Safe has nothing to do with minimalism, legibility, or white space. It’s completely tied to past experience, comfort level, and expectations.
To someone who has only ever asked for work in the style of David Carson, getting work from Massimo Vignelli would not be safe for them, as it’s a foreign concept.
Lesson: Fuck safety. Don’t be afraid to make yourself uncomfortable.
You may or may not have noticed that this page looks different than it once did. It stayed one way for a long time, so there is that. However, it was time for a change. Nothing major, but I feel that this blog will just live better in this space. Especially as I might try and not worry about having an image to accompany each post. If there is one, great. If not, oh well.
I like the idea of words taking up just as much visual space as images do. However, when there are images, they’ll be bigger than before. Be happy for that if you’re really into images, or specifically big images.

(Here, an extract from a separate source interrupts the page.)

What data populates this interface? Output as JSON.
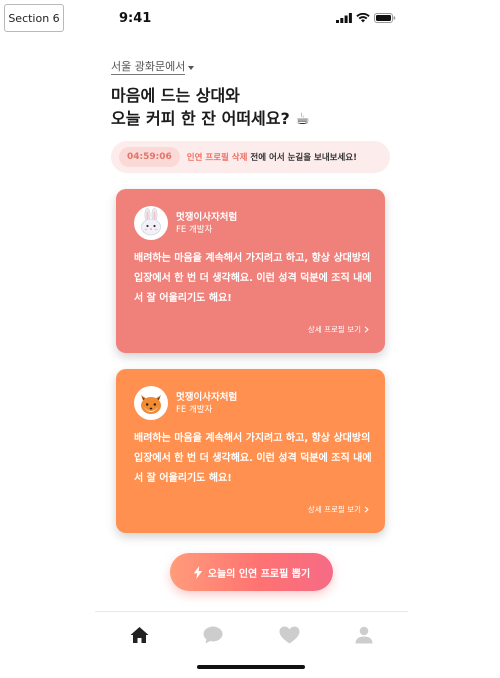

Exciting things are happening. Taking some steps in a slightly new direction is always exciting.
Also, I believe I’m getting a new desk. Hopefully this desk. This potential excites me. Also, Secret Pint, the name of my inevitable music/design blog is slowly becoming a reality. The hope is that that will cause me to write more “personal” things on here. Which really just means posting more, because all things on here should relate to me specifically. Hopefully anyone reading can handle that.
Klaus is one of the best characters in the best film, ever. People should get together and watch that film together, and others just like it.
Sometimes you just need to throw something out there and stop tinkering with it.
Eighteen tracks that are guaranteed to make you sway in your seat, clap your hands, bob your head, and make you smile.
Why would I not post about football/soccer? Especially when it’s about design and the sport.
Its far from final, but a schedule of sorts never hurt anyone who didn’t attempt to follow it.
The plan exists, it just hasn’t been written down.
We all know that beautifully plain is rather special.
Once again, no subtractions, just one addition.
Before an advertisement showed up on the sidebar of Facebook urging you to become a graphic designer and attend an online university. Before it was cool, hip, or trendy. Before it became about selling yourself instead of ideas. Before dressing like a graphic designer existed.
It feels like we’ve been here before. Function and form. Clarity and vagueness. This and that.
In thirty minutes, Erik Spiekermann shows how easy it is to clearly communicate. Even when it’s to the entire world.
It’s hard to accept and sad to realize, but design is definitely at that point.
The legend Wim Crouwel finally makes it on the blog.
No Earth Liberation Front here. Just some trees. Move along.
They’re just mountains. No symbolism. I promise.
Just like that, there were icons.
Stop complaining and feel flattered.
If you know a great designer, then you know how insane they are/can be.
No subtractions, just two additions.